16 SEP 15
For decades, a trip to the Grand Canyon has been the ultimate summer vacation outing for families all around the world. With it’s breathtaking views, and natural wonder, it’s no surprise that the national park that houses one of Mother Nature’s most epic creations stays incredibly busy year-round.
I hit the Grand Canyon this week to relive my childhood summer vacation memories and to experience the park in a way that most people don’t—by venturing below the rim. Clad in heavy duty hiking boots and sporting my trusty backpack full of water and other supplies, I ventured around the park, often times connecting with paths that ebbed and flowed alongside some of the parks main paved roads. I stared in awe at the throngs of charter busses, packed to the brim with well-dressed tourists eager to snap a selfie at one of the many designated overlooks near the visitor center before hopping back on the bus and heading back to a nearby hotel. I felt sorry for them. All crammed on top of one another, vying for a quick view to aim their point-and-shoot cameras at before their vehicle carried them off on a trail of tar. One after another, they passed by. Staring out the windows at the wildlife and rugged hikers daring to travel the park by foot. After awhile, I realized the feeling was mutual. I could see the confusion and sorrow in their eyes for the poor traveler forced to brave the elements. It was overwhelming at how few people in the park actually wanted to experience it’s grandeur. It was time to get off the beaten path. And that meant traveling below the canyon rim.

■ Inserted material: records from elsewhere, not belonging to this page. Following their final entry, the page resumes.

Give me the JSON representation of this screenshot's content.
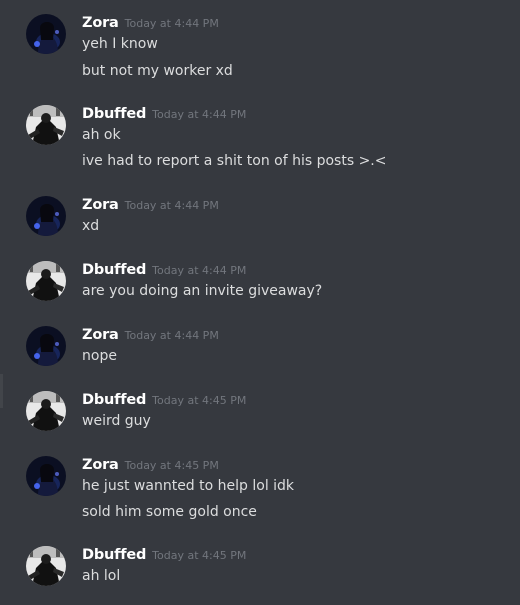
{
  "messages": [
    {
      "author": "Zora",
      "avatar": "zora-avatar",
      "timestamp": "Today at 4:44 PM",
      "lines": [
        "yeh I know",
        "but not my worker xd"
      ]
    },
    {
      "author": "Dbuffed",
      "avatar": "dbuffed-avatar",
      "timestamp": "Today at 4:44 PM",
      "lines": [
        "ah ok",
        "ive had to report a shit ton of his posts >.<"
      ]
    },
    {
      "author": "Zora",
      "avatar": "zora-avatar",
      "timestamp": "Today at 4:44 PM",
      "lines": [
        "xd"
      ]
    },
    {
      "author": "Dbuffed",
      "avatar": "dbuffed-avatar",
      "timestamp": "Today at 4:44 PM",
      "lines": [
        "are you doing an invite giveaway?"
      ]
    },
    {
      "author": "Zora",
      "avatar": "zora-avatar",
      "timestamp": "Today at 4:44 PM",
      "lines": [
        "nope"
      ]
    },
    {
      "author": "Dbuffed",
      "avatar": "dbuffed-avatar",
      "timestamp": "Today at 4:45 PM",
      "lines": [
        "weird guy"
      ]
    },
    {
      "author": "Zora",
      "avatar": "zora-avatar",
      "timestamp": "Today at 4:45 PM",
      "lines": [
        "he just wannted to help lol idk",
        "sold him some gold once"
      ]
    },
    {
      "author": "Dbuffed",
      "avatar": "dbuffed-avatar",
      "timestamp": "Today at 4:45 PM",
      "lines": [
        "ah lol"
      ]
    }
  ],
  "colors": {
    "background": "#36393f",
    "username": "#ffffff",
    "timestamp": "#72767d",
    "message_text": "#dcddde"
  }
}
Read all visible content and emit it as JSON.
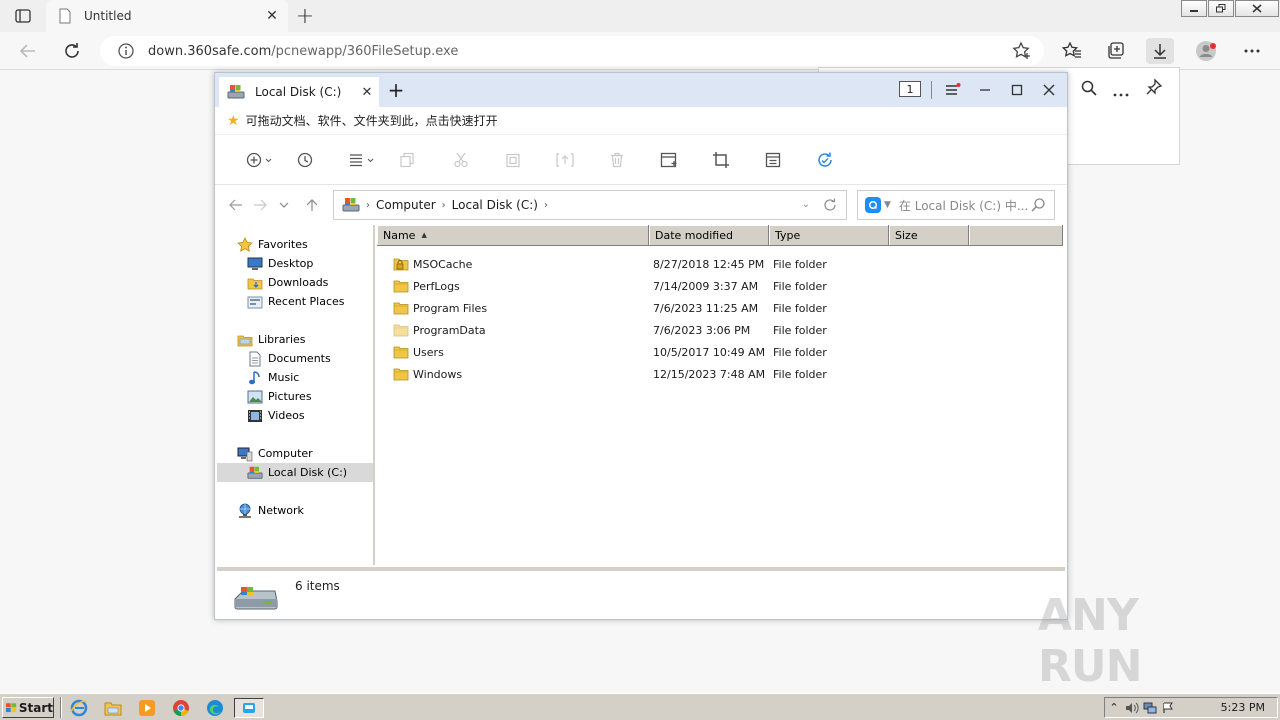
{
  "browser": {
    "tab_title": "Untitled",
    "url_host": "down.360safe.com",
    "url_path": "/pcnewapp/360FileSetup.exe"
  },
  "explorer": {
    "tab_title": "Local Disk (C:)",
    "tab_count_badge": "1",
    "notice": "可拖动文档、软件、文件夹到此，点击快速打开",
    "breadcrumb": [
      "Computer",
      "Local Disk (C:)"
    ],
    "search_placeholder": "在 Local Disk (C:) 中...",
    "nav": {
      "favorites": "Favorites",
      "desktop": "Desktop",
      "downloads": "Downloads",
      "recent": "Recent Places",
      "libraries": "Libraries",
      "documents": "Documents",
      "music": "Music",
      "pictures": "Pictures",
      "videos": "Videos",
      "computer": "Computer",
      "local_disk": "Local Disk (C:)",
      "network": "Network"
    },
    "columns": {
      "name": "Name",
      "date": "Date modified",
      "type": "Type",
      "size": "Size"
    },
    "files": [
      {
        "name": "MSOCache",
        "date": "8/27/2018 12:45 PM",
        "type": "File folder"
      },
      {
        "name": "PerfLogs",
        "date": "7/14/2009 3:37 AM",
        "type": "File folder"
      },
      {
        "name": "Program Files",
        "date": "7/6/2023 11:25 AM",
        "type": "File folder"
      },
      {
        "name": "ProgramData",
        "date": "7/6/2023 3:06 PM",
        "type": "File folder"
      },
      {
        "name": "Users",
        "date": "10/5/2017 10:49 AM",
        "type": "File folder"
      },
      {
        "name": "Windows",
        "date": "12/15/2023 7:48 AM",
        "type": "File folder"
      }
    ],
    "status": "6 items"
  },
  "watermark": "ANY RUN",
  "taskbar": {
    "start": "Start",
    "clock": "5:23 PM"
  },
  "colors": {
    "accent": "#1e8ef5",
    "folder": "#f0c64a",
    "titlebar": "#dce6f4"
  }
}
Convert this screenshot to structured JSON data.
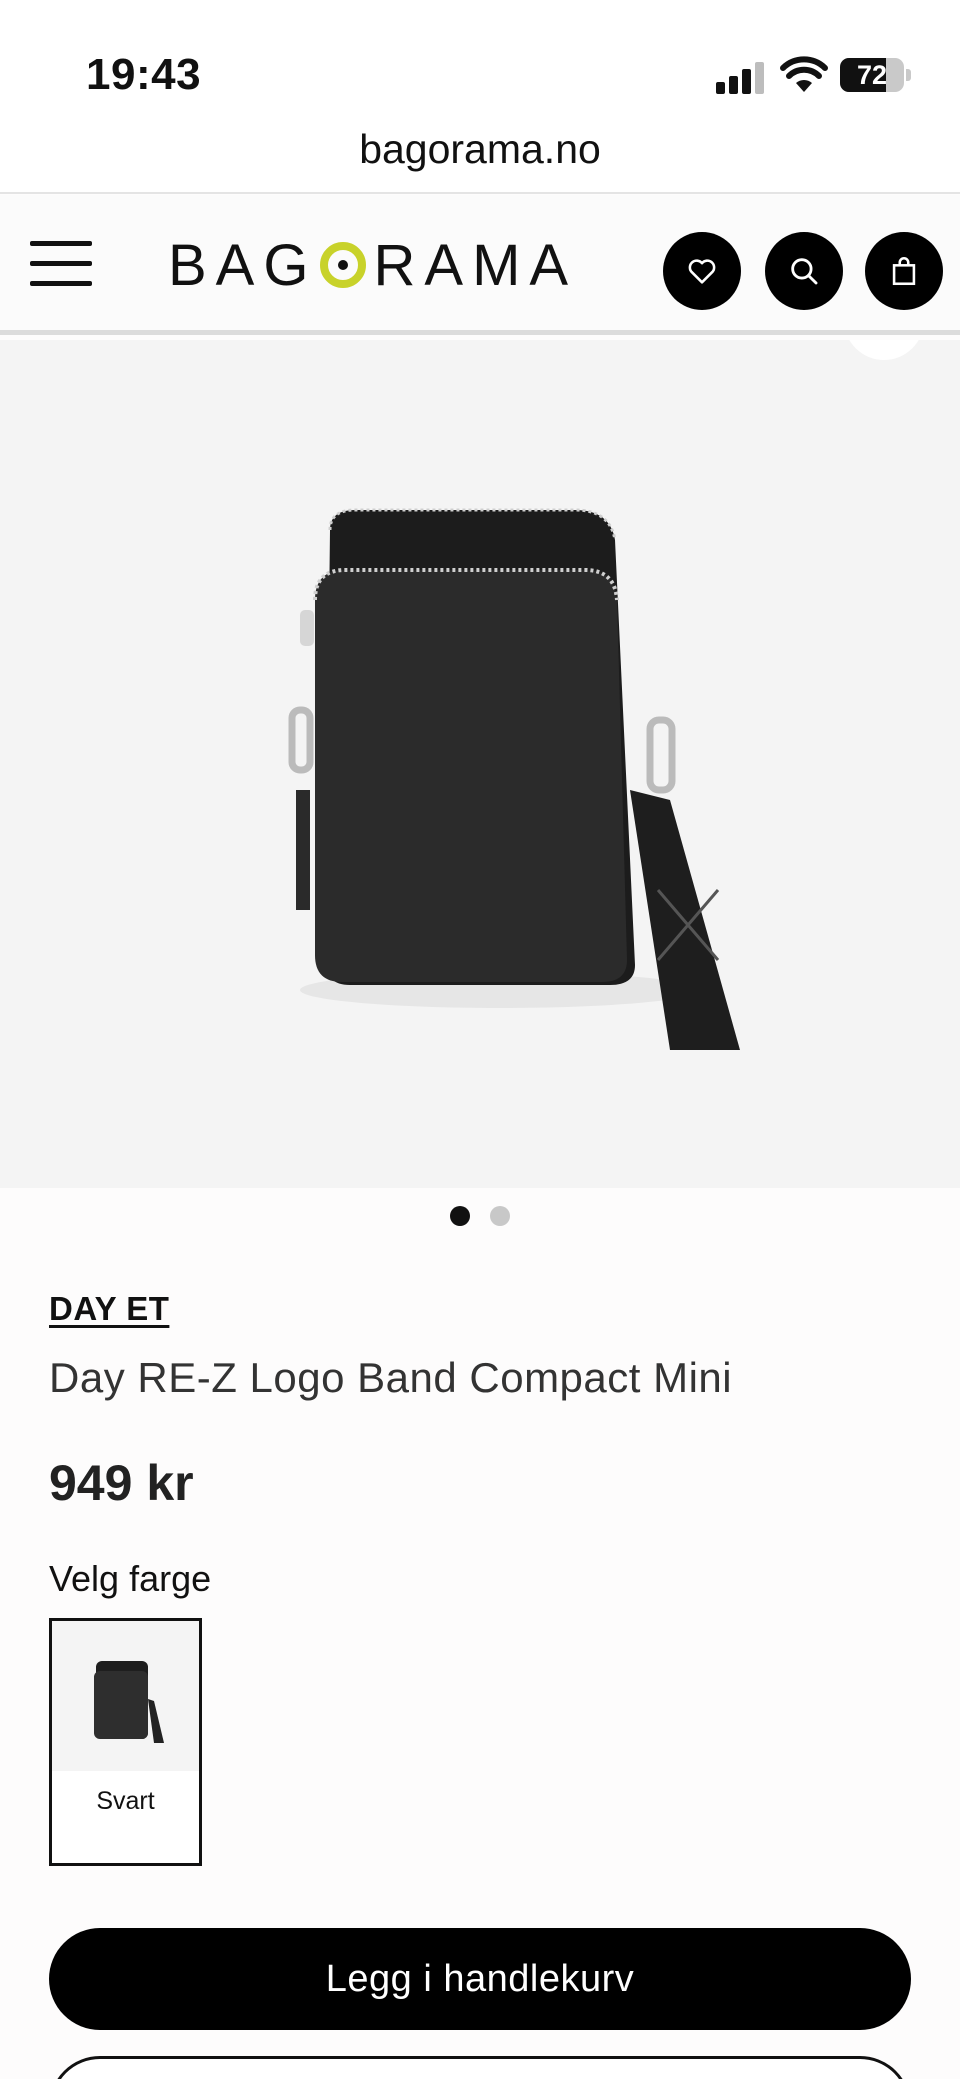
{
  "status_bar": {
    "time": "19:43",
    "battery_level": "72"
  },
  "browser": {
    "url": "bagorama.no"
  },
  "header": {
    "logo_left": "BAG",
    "logo_right": "RAMA",
    "logo_accent_color": "#c8d22a",
    "icons": [
      "menu-icon",
      "heart-icon",
      "search-icon",
      "shopping-bag-icon"
    ]
  },
  "gallery": {
    "image_count": 2,
    "active_index": 0
  },
  "product": {
    "brand": "DAY ET",
    "title": "Day RE-Z Logo Band Compact Mini",
    "price": "949 kr",
    "color_label": "Velg farge",
    "colors": [
      {
        "name": "Svart",
        "selected": true
      }
    ]
  },
  "actions": {
    "add_to_cart_label": "Legg i handlekurv"
  }
}
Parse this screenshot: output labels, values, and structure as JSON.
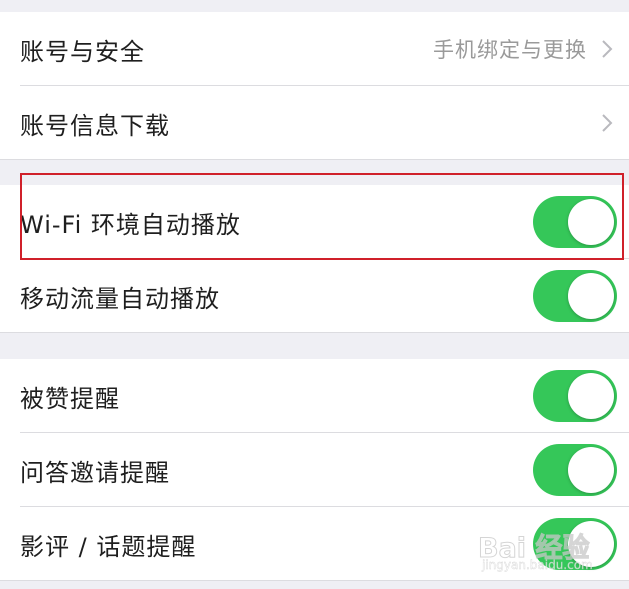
{
  "account_section": {
    "items": [
      {
        "label": "账号与安全",
        "value": "手机绑定与更换"
      },
      {
        "label": "账号信息下载",
        "value": ""
      }
    ]
  },
  "autoplay_section": {
    "items": [
      {
        "label": "Wi-Fi 环境自动播放",
        "on": true
      },
      {
        "label": "移动流量自动播放",
        "on": true
      }
    ]
  },
  "notify_section": {
    "items": [
      {
        "label": "被赞提醒",
        "on": true
      },
      {
        "label": "问答邀请提醒",
        "on": true
      },
      {
        "label": "影评 / 话题提醒",
        "on": true
      }
    ]
  },
  "watermark": {
    "text": "Bai 经验",
    "sub": "jingyan.baidu.com"
  },
  "colors": {
    "toggle_on": "#35c759",
    "highlight": "#d0202a",
    "background": "#efeff4"
  }
}
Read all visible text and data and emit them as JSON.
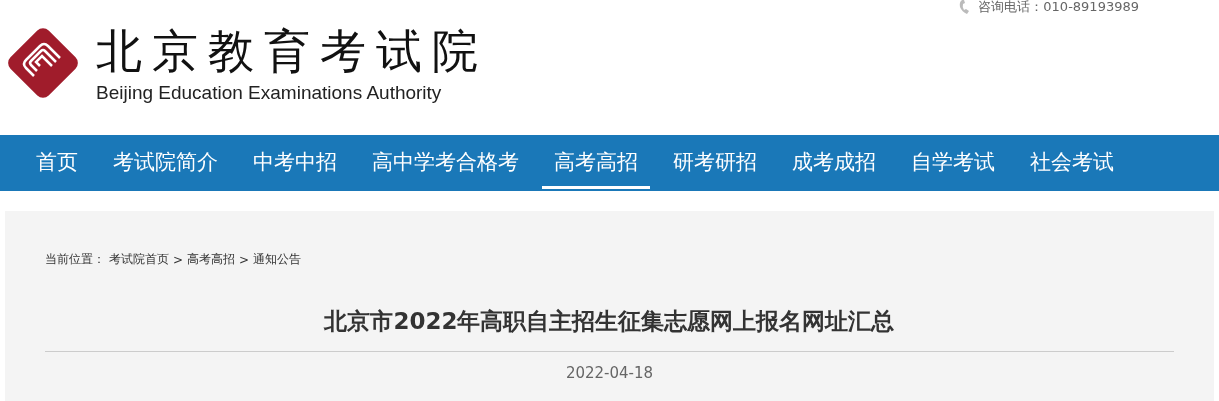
{
  "header": {
    "logo_title": "北京教育考试院",
    "logo_subtitle": "Beijing Education Examinations Authority",
    "phone": "咨询电话：010-89193989"
  },
  "nav": [
    {
      "label": "首页",
      "selected": false
    },
    {
      "label": "考试院简介",
      "selected": false
    },
    {
      "label": "中考中招",
      "selected": false
    },
    {
      "label": "高中学考合格考",
      "selected": false
    },
    {
      "label": "高考高招",
      "selected": true
    },
    {
      "label": "研考研招",
      "selected": false
    },
    {
      "label": "成考成招",
      "selected": false
    },
    {
      "label": "自学考试",
      "selected": false
    },
    {
      "label": "社会考试",
      "selected": false
    }
  ],
  "breadcrumb": {
    "label": "当前位置：",
    "links": [
      "考试院首页",
      "高考高招",
      "通知公告"
    ],
    "separator": ">"
  },
  "article": {
    "title": "北京市2022年高职自主招生征集志愿网上报名网址汇总",
    "date": "2022-04-18"
  }
}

It was a little after 5 o’clock in the morning when we hopped in the car and left our campsite in the Mather campgroup located in the Grand Canyon’s South Rim. It was pitch dark outside, and the thunderstorm that had hit the park the night before left a chill in the morning air that had us reaching for all of the layers and winter hats. We were headed to the South Kaibab trailhead, about a twenty minute drive from the campsite. The trail was supposedly home to some of the best places to catch the sun’s colorful morning rays as they crested over the canyon wall—casting light over the rocky nooks and crannies that make up the Grand Canyon’s interior. We arrived at the trailhead around 5:30 a.m. and started our descent beneath the canyon’s rim. A series of switchbacks quickly led us about 600 feet below the rim to the Ooh-Aah Point that provided us with our first look into the canyon towards the east just in time to see the first rays of light pour in—setting fire to every red rock and ridge they touched. The light show lasted about fifteen minutes, and a few other early-rising hikers gathered around us to take it all in. Some continued along the trail that led to several other resting places before reaching the river below. Some opted to make the steep hike back up to the rim to head back to the campsite for a rewarding breakfast or another hour of sleep. For us, it was enough to be right where we were. Staring down at the earth below, trying to pinpoint the actual canyon floor and pointing out newly lit up rock formations and canyon treasures that we hadn’t noticed before.
For some people, tar trails and selfie stick-worthy overlooks are enough—but if you really want to see the Grand Canyon—take a trip below the canyon rim.